I think it’s important for women to come together; that’s another way to overcome a bad situation. My family was my mother and us four—if we were not united and seated together, especially when my father was in prison, we would not have succeeded. Strength comes from not one person, but from a leader, and from helping each other out. It doesn’t matter what’s happening. No one knows us better than our selves – we know our bodies, minds, our needs. People are stronger than they think.
If you told me to read this story, and ask me if I want to live such a life, I’d say why would I choose such a life? And yet we are capable of living through really, really hard times. Yet we live. And when you’re done with it, you’ll look back and say to yourself Wow! We might not choose those extraordinary moments, but when faced with such a situation, be strong. I want to give people who are suffering some hope. They can do it. We are stronger than we think.
And I’m thinking of the Asian angle now. There have been so many Asian hate crimes, but I hope that my book will help the American people understand that Asian people struggle, too. They work hard, they go through injustice. I hope this book helps to humanize Asian populations for Western readers.
“There have been so many Asian hate crimes, but I hope that my book will help the American people understand that Asian people struggle, too.” —Qin Sun Stubi
HMM: How or where do you find support for writing? Who are your first readers?
QSS: I’ve been lucky to have supportive editors and publishers. I’ve been a newspaper columnist for 15 years. I became a columnist after I started writing this book, and it has definitely helped me to pull my thoughts together. I’m grateful to the published of The Santa Monica Star. She gave me my platform, and I have a lot of people in Santa Monica who write to me and tell me how much they love certain columns.
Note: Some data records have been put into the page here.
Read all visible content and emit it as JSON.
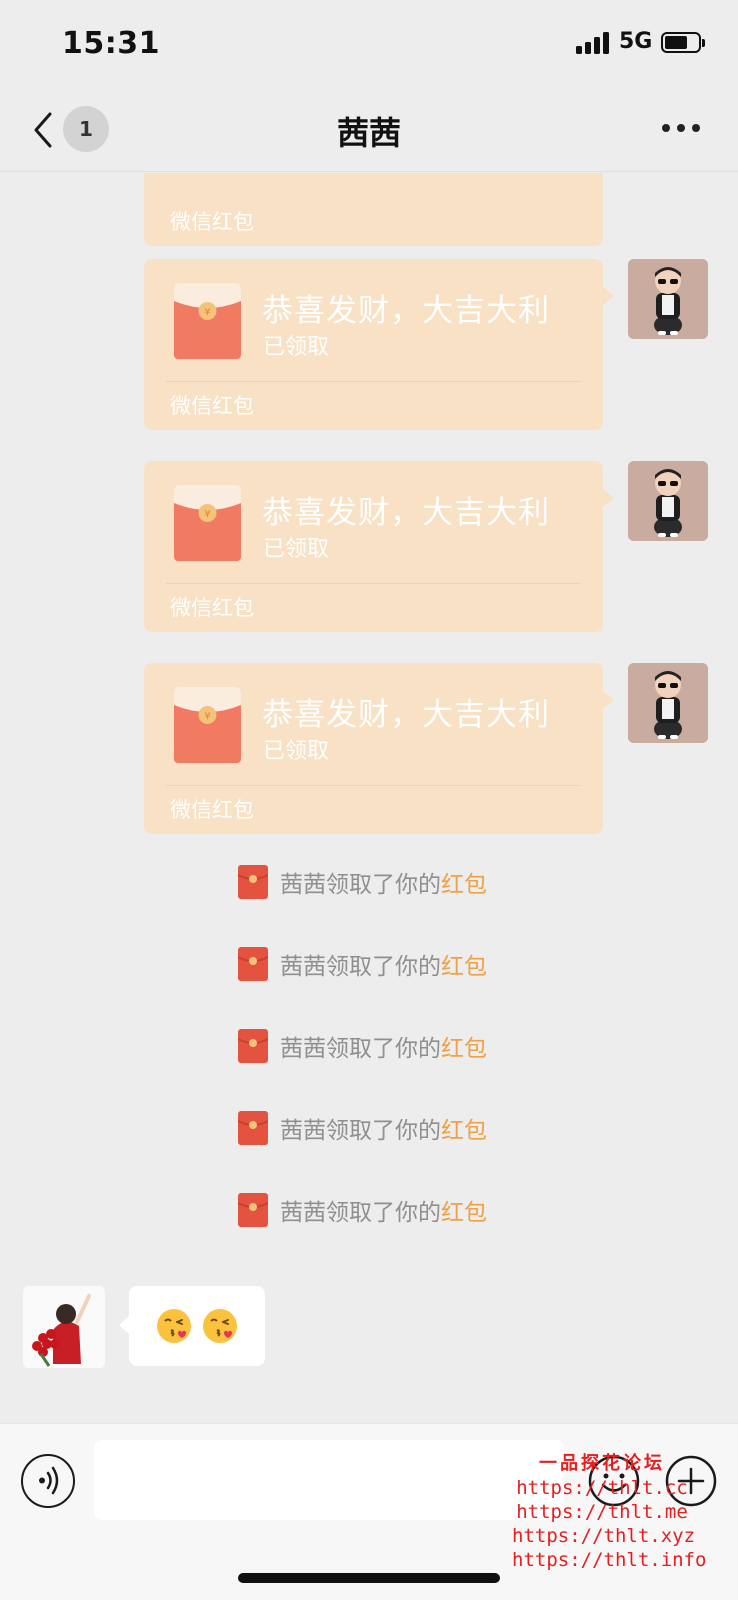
{
  "status_bar": {
    "time": "15:31",
    "network": "5G",
    "icons": [
      "signal-icon",
      "battery-icon"
    ]
  },
  "nav": {
    "back_icon": "chevron-left-icon",
    "unread_count": "1",
    "title": "茜茜",
    "more_icon": "more-dots-icon"
  },
  "messages": {
    "partial_red_packet": {
      "footer": "微信红包"
    },
    "red_packets": [
      {
        "title": "恭喜发财，大吉大利",
        "status": "已领取",
        "footer": "微信红包"
      },
      {
        "title": "恭喜发财，大吉大利",
        "status": "已领取",
        "footer": "微信红包"
      },
      {
        "title": "恭喜发财，大吉大利",
        "status": "已领取",
        "footer": "微信红包"
      }
    ],
    "system_notices": [
      {
        "text": "茜茜领取了你的",
        "link": "红包"
      },
      {
        "text": "茜茜领取了你的",
        "link": "红包"
      },
      {
        "text": "茜茜领取了你的",
        "link": "红包"
      },
      {
        "text": "茜茜领取了你的",
        "link": "红包"
      },
      {
        "text": "茜茜领取了你的",
        "link": "红包"
      }
    ],
    "incoming_emoji": {
      "emojis": [
        "kissing-heart-emoji",
        "kissing-heart-emoji"
      ]
    }
  },
  "input_bar": {
    "voice_icon": "voice-icon",
    "input_value": "",
    "emoji_icon": "emoji-face-icon",
    "plus_icon": "plus-circle-icon"
  },
  "watermark": {
    "title": "一品探花论坛",
    "lines": [
      "https://thlt.cc",
      "https://thlt.me",
      "https://thlt.xyz",
      "https://thlt.info"
    ]
  },
  "colors": {
    "background": "#ededed",
    "red_packet_card": "#f8e1c5",
    "envelope": "#f07a62",
    "link": "#f0a046",
    "watermark": "#e51f1f"
  }
}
I also got a short story published in England, in a magazine for immigrants and refugees. The publisher has been very supportive of me, and I’ve also had my writing published by Grand magazine, for grandparents, and they have been very supportive of my career.
Last and not least, family, friends, and most outstanding, my husband, Mark Stubis. He has been so supportive, encouraging me, and I’ve really felt he is my friend and my beacon and my love. And my children! My son Keaton Stubis, who is getting his PhD. in mathematics, and my daughter Halley, who was named after the comet, and is currently galley director at the oldest artist’s coop in Washington, D.C. She did all my posters and ads – she designed a bookmark to go with the book, which is beautiful. Through my children I gained a childhood – it made me very happy. And my shelter dog, Banjo! When there was no one else around, I would tell him stories.
We have a fun family, and we’re really happy. After what I went through as a child, I feel that happiness is the most important thing in the world. Life is so precious. We have very little time here. You yourself should not be the thing that brings yourself unhappiness. You yourself should not be against yourself. You are your own guardian.
About the Author: Qin Sun Stubis was born in the squalor of a Shanghai shantytown during the Great Chinese Famine. Growing up during the Cultural Revolution, she quickly learned that words could thrill – and even kill. For the past 15 years, Qin has been a newspaper columnist and writes poems, essays, short stories, and original Chinese tall tales inspired by traditional Asian themes. Her writing is inflected with both Eastern and Western flavors in ways that transcend geography to touch hearts and reveal universal truths. Learn more: www.QinSunStubis.com.